One of the ways we are leaning into environmental responsibility is by using geothermal energy. We root down into the earth to heat and cool the homes we are building.
What is Geothermal?
Geothermal energy is the process of harnessing the natural temperature of the earth’s crust to regulate the temperature of homes or water. Through the use of liquid cooling pipes that store the natural temperature of the earth’s crust, which is between 55-65 degrees, geothermal units are able to heat and cool homes more efficiently. Our geothermal systems dig down two hundred feet per metric ton, and cycle cooled air above and push hot air below in order to create a more climate-controlled home. In the winter this system works in reverse by pulling the warmer ground temperatures up and pushing the cooler air temperature below. The pipes take up minimal space underground and can last for generations.
What does Geothermal mean for me?
- A more efficient heating and cooling process for your home.
- No carbon emissions or fossil fuels are used.
- A quiet system that doesn’t have the loud hum or eyesore of the conventional HVAC compressor units outside most homes today.
- Exceptional filtration keeps pollen, pollutants, and humidity (which can lead to mold) out of your home.
- Money saved over time. Numbers from the US Environmental Protection Agency (EPA) show that homeowners save 30-70% on heating and 20-50% on cooling costs by choosing geothermal heat pumps over conventional systems.
- Tax incentives to purchase of your geothermal unit, which can create long term savings.
What is the federal tax credit?
The Bipartisan Budget Act of 2018, signed in February 2018, reinstated the tax credit for fuel cells, small wind, and geothermal heat pumps. The tax credit for all technologies now features a gradual step down in the credit value. A taxpayer may claim a credit of 30% of qualified expenditures for a system that serves a dwelling unit located in the United States that is owned and used as a residence by the taxpayer. Expenditures with respect to the equipment are treated as made when the installation is completed. If the installation is at a new home, the "placed in service" date is the date of occupancy by the homeowner. Expenditures include labor costs for on-site preparation, assembly or original system installation, and for piping or wiring to interconnect a system to the home. If the federal tax credit exceeds tax liability, the excess amount may be carried forward to the succeeding taxable year. The maximum allowable credit, equipment requirements and other details vary by technology, as outlined below.
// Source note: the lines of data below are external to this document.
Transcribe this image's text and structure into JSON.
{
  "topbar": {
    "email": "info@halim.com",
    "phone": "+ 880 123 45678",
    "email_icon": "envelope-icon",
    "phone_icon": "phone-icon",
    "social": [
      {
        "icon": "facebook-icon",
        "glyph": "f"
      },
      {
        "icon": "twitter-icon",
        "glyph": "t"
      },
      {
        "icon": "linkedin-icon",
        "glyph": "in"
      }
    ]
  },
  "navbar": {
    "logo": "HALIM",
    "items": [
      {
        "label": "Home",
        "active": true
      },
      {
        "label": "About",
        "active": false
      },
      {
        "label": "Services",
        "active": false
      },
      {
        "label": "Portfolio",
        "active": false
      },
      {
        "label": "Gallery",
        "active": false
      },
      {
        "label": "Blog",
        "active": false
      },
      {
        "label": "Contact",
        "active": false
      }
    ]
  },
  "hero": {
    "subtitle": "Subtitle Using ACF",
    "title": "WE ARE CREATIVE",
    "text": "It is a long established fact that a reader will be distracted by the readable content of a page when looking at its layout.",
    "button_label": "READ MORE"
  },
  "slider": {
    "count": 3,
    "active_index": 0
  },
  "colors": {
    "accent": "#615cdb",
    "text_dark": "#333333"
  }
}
Geothermal heat pumps tax incentive:
- 30% for systems placed in service by 12/31/2019
- 26% for systems placed in service after 12/31/2019 and before 01/01/2021
- 22% for systems placed in service after 12/31/2020 and before 01/01/2022
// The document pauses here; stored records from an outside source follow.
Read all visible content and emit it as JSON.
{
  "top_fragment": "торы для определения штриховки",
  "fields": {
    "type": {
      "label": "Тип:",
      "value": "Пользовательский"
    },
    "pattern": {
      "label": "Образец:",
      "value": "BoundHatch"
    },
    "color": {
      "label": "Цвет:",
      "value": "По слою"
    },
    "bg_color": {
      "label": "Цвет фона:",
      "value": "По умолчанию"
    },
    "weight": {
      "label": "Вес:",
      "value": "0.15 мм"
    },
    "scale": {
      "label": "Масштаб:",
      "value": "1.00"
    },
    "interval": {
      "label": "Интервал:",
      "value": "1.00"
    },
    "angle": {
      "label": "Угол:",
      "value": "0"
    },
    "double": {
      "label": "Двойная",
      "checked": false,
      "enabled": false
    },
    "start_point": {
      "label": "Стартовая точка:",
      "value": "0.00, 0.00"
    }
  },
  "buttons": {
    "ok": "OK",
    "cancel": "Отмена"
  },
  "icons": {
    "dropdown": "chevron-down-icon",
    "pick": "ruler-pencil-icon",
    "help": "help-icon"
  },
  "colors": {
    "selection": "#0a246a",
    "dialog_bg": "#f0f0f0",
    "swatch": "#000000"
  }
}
- There is no maximum credit for systems placed in service after 2008.
- Systems must be placed in service on or after January 1, 2008, and on or before December 31, 2021.
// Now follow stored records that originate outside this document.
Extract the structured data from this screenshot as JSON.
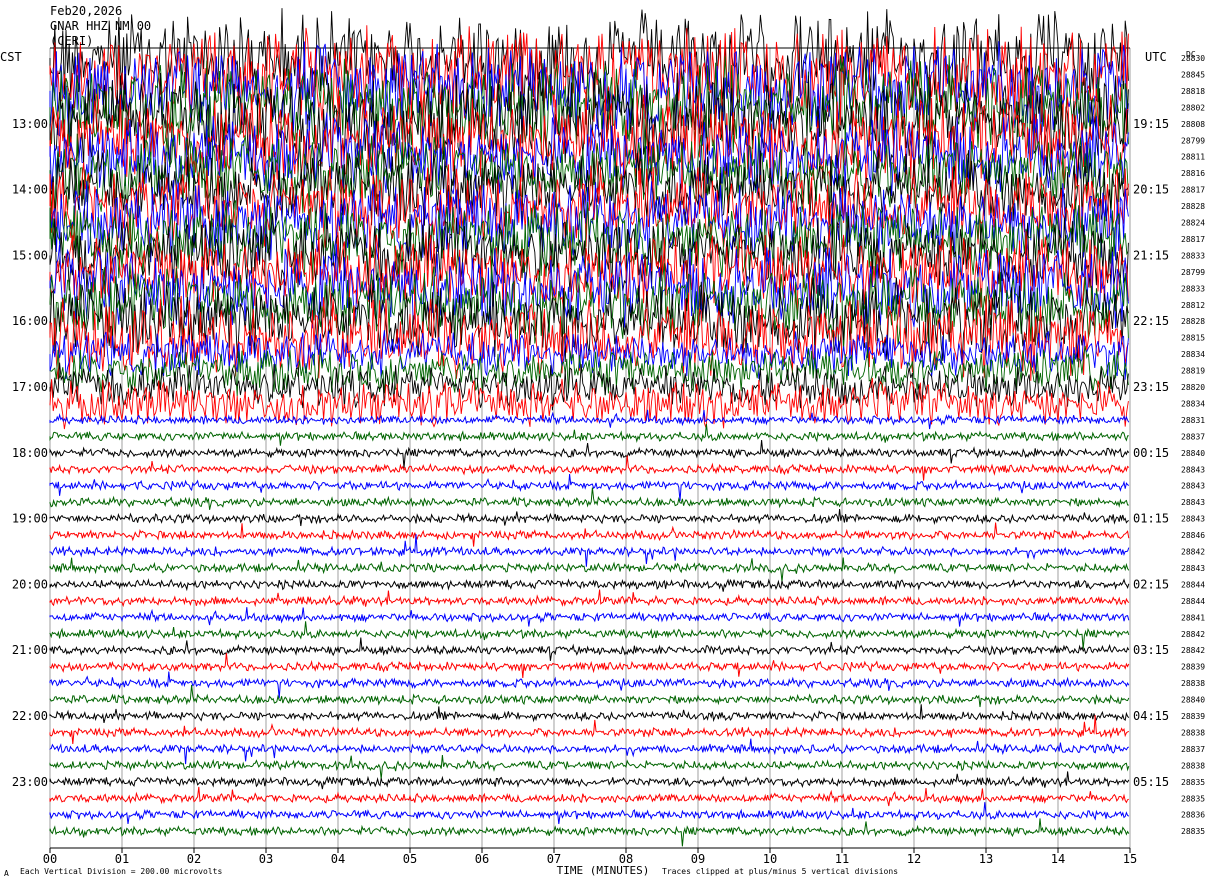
{
  "header": {
    "date": "Feb20,2026",
    "station": "GNAR HHZ NM 00",
    "agency": "(CERI)"
  },
  "left_timezone": "CST",
  "right_timezone": "UTC",
  "dc_label": "DC",
  "footer": {
    "scale_note": "Each Vertical Division =  200.00 microvolts",
    "clip_note": "Traces clipped at plus/minus 5 vertical divisions",
    "mark": "A"
  },
  "chart_data": {
    "type": "helicorder",
    "xlabel": "TIME (MINUTES)",
    "x_ticks": [
      "00",
      "01",
      "02",
      "03",
      "04",
      "05",
      "06",
      "07",
      "08",
      "09",
      "10",
      "11",
      "12",
      "13",
      "14",
      "15"
    ],
    "xlim": [
      0,
      15
    ],
    "left_hour_labels": [
      "13:00",
      "14:00",
      "15:00",
      "16:00",
      "17:00",
      "18:00",
      "19:00",
      "20:00",
      "21:00",
      "22:00",
      "23:00"
    ],
    "right_hour_labels": [
      "19:15",
      "20:15",
      "21:15",
      "22:15",
      "23:15",
      "00:15",
      "01:15",
      "02:15",
      "03:15",
      "04:15",
      "05:15"
    ],
    "dc_offsets": [
      "28830",
      "28845",
      "28818",
      "28802",
      "28808",
      "28799",
      "28811",
      "28816",
      "28817",
      "28828",
      "28824",
      "28817",
      "28833",
      "28799",
      "28833",
      "28812",
      "28828",
      "28815",
      "28834",
      "28819",
      "28820",
      "28834",
      "28831",
      "28837",
      "28840",
      "28843",
      "28843",
      "28843",
      "28843",
      "28846",
      "28842",
      "28843",
      "28844",
      "28844",
      "28841",
      "28842",
      "28842",
      "28839",
      "28838",
      "28840",
      "28839",
      "28838",
      "28837",
      "28838",
      "28835",
      "28835",
      "28836",
      "28835"
    ],
    "trace_colors": [
      "#000000",
      "#ff0000",
      "#0000ff",
      "#006400"
    ],
    "first_trace_color_index": 0,
    "num_traces": 48,
    "noisy_trace_count": 22,
    "clip_divisions": 5
  }
}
- The geothermal heat pump must meet federal Energy Star criteria.
- The home served by the system does not have to be the taxpayer’s principal residence.